The department also said inspectors fly the jets to maintain "their aviation qualifications and competency."
In fact, the department says, that's about all they do with the jets in Ottawa.
"This is the reason why we eliminated most inspectors flying in Ottawa and have sold a number of aircraft."
Federal cabinet ministers and their staff have occasionally used the expensive planes.
Finance Minister Jim Flaherty, for instance, caused a stink last year when he cost taxpayers at least $3,800 for a Citation to fly him from Ottawa to London, Ont., for a political event.
The plane flew back to Ottawa empty.
Flight logs show that, last year, Flaherty also flew three times on Transport Canada's fleet of nine turbo-prop planes the department operates for the benefit of its own staff and occasionally political VIPs.
Other members of the Harper government who have used the jets have been mostly ministers of transport, such as John Baird, Lawrence Cannon and Chuck Strahl.
It remains a matter of contention exactly how much all this high flying on a wing and a taxpayer is costing.
Documents obtained from Transport Canada under access to information laws show the Citations last year cost taxpayers about $5.3 million.
But that figure does not include a number of expenses such as training, aircraft and administration facilities, security and equipment.
In its written response to CBC News, the department claims: "There is no extra cost associated with the training of inspectors as the simulators are part of the department's capital budget, and the inspectors are hired and paid for by Transport Canada."
The federal auditor general's office has yet to turn its sights on Transport Canada's fleets of aircraft.
But in 2008, then auditor general Sheila Fraser found National Defence was wildly understating the real costs of its Challenger passenger jets by about 300 per cent .
As for Transport Canada's fleets of turbo-prop aircraft and helicopters, no one seems able to say how much those cost.
CBC News requested the information using criteria established by the auditor general to establish the true costs of DND's Challenger jets.
Transport Canada replied that CBC would have to pay for more than 30 hours of departmental staff research to ascertain those details.
The CBC declined.

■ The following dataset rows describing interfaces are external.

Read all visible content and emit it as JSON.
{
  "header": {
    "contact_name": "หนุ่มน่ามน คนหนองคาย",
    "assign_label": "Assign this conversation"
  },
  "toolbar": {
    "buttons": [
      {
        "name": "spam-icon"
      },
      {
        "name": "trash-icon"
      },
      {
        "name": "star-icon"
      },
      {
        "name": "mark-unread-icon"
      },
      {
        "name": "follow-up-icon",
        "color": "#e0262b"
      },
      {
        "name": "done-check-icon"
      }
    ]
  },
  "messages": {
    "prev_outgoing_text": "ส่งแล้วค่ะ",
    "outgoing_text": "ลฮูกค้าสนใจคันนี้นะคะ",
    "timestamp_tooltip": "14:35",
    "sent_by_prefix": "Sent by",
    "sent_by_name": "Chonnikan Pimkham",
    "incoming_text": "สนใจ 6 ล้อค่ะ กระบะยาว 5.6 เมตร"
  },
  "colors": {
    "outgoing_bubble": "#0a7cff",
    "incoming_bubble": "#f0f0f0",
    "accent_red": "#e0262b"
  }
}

A spokesman for Transport Canada says the department put 15 of its aircraft up for sale in 2009, and has sold eight of them.
So far, however, the department is keeping all of its luxury jets.